Task directions:
Scan the records below. Copy every line in which the word "subtitle" appears.

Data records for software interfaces
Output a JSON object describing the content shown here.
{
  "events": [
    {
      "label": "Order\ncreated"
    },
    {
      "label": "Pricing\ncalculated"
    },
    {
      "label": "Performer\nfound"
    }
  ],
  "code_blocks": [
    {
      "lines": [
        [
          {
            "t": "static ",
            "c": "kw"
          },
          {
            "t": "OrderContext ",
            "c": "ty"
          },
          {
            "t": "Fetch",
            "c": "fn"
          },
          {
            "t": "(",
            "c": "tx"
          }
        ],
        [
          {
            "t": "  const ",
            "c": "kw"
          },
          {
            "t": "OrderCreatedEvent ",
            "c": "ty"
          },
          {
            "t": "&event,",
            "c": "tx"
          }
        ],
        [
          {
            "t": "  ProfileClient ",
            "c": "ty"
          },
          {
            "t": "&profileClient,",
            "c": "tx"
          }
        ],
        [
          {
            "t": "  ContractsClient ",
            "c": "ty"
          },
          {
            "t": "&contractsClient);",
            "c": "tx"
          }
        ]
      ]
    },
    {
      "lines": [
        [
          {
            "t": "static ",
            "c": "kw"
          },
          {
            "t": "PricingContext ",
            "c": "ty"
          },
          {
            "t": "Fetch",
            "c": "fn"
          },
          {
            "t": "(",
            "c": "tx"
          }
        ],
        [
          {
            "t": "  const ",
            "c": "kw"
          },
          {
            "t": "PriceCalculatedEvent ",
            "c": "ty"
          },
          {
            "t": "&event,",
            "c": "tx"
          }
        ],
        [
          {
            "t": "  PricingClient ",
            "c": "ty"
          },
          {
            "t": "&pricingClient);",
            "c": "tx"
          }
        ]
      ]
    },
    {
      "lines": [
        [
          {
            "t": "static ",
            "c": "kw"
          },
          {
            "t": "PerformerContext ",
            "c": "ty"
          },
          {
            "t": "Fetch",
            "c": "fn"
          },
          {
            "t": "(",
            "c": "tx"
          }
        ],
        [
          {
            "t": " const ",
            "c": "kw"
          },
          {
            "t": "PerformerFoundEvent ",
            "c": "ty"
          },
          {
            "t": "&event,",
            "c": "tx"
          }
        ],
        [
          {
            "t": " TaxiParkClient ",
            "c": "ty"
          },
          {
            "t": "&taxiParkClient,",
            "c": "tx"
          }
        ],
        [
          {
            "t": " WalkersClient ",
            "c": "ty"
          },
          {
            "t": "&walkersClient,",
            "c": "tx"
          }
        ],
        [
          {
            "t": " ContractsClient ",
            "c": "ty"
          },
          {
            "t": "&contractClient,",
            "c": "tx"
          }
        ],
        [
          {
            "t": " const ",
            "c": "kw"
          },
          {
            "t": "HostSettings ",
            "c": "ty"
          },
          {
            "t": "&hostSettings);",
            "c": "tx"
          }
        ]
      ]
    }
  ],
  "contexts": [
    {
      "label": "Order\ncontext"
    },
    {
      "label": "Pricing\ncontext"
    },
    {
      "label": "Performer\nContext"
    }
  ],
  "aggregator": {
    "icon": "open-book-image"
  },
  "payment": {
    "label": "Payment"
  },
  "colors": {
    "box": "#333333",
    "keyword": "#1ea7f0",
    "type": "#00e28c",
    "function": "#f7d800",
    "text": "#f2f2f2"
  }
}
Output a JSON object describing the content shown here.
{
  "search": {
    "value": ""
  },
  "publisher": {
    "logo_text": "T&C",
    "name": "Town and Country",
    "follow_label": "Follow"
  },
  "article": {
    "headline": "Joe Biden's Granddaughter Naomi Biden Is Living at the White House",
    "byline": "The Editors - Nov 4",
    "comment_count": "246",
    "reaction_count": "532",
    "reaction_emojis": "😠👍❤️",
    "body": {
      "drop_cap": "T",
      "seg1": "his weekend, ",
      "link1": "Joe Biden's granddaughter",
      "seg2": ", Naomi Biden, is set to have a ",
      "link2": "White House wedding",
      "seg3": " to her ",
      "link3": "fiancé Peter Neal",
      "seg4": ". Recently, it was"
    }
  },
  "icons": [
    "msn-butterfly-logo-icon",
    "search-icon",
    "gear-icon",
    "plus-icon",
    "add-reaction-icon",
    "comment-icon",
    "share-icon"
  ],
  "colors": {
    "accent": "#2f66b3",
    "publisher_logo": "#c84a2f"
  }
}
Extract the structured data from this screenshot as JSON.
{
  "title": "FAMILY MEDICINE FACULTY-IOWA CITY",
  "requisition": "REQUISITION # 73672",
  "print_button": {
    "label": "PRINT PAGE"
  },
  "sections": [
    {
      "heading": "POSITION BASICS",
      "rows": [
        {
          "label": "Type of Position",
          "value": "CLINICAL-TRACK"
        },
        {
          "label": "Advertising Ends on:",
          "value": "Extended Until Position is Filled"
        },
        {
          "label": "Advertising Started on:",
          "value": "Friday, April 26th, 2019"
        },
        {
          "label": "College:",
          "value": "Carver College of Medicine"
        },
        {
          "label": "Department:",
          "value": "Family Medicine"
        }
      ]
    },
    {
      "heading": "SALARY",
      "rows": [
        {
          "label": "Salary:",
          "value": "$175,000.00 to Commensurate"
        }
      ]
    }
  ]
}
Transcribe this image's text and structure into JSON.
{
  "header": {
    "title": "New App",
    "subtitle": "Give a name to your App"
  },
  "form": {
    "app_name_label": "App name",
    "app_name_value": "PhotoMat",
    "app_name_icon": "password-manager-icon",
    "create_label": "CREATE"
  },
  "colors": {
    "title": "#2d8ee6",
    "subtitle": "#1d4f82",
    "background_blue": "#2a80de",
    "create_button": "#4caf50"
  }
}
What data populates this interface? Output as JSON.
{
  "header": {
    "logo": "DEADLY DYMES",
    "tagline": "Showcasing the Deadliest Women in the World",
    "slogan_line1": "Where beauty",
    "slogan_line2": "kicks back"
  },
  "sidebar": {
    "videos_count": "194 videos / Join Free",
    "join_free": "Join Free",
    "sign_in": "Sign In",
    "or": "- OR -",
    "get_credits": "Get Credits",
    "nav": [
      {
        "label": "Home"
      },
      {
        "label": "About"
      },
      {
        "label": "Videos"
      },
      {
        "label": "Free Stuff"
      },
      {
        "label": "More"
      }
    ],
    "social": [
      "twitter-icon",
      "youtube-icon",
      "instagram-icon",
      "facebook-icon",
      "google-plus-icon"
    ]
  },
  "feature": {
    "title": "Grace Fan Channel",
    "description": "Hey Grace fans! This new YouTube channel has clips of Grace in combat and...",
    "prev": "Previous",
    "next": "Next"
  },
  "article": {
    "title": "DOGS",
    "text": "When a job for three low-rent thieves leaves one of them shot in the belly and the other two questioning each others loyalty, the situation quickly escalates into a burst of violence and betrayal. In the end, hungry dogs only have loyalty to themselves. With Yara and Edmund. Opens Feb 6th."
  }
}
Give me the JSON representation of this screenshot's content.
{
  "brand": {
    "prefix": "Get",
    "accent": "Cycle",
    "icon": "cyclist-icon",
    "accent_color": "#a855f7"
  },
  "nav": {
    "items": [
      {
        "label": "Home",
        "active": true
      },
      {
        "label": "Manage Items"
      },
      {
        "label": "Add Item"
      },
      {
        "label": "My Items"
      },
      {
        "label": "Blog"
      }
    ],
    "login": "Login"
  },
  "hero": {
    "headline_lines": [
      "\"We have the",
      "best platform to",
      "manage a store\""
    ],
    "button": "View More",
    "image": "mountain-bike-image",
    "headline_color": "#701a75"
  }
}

Solution to the exercise:
    "subtitle": "Give a name to your App"
    "subtitle": "#1d4f82",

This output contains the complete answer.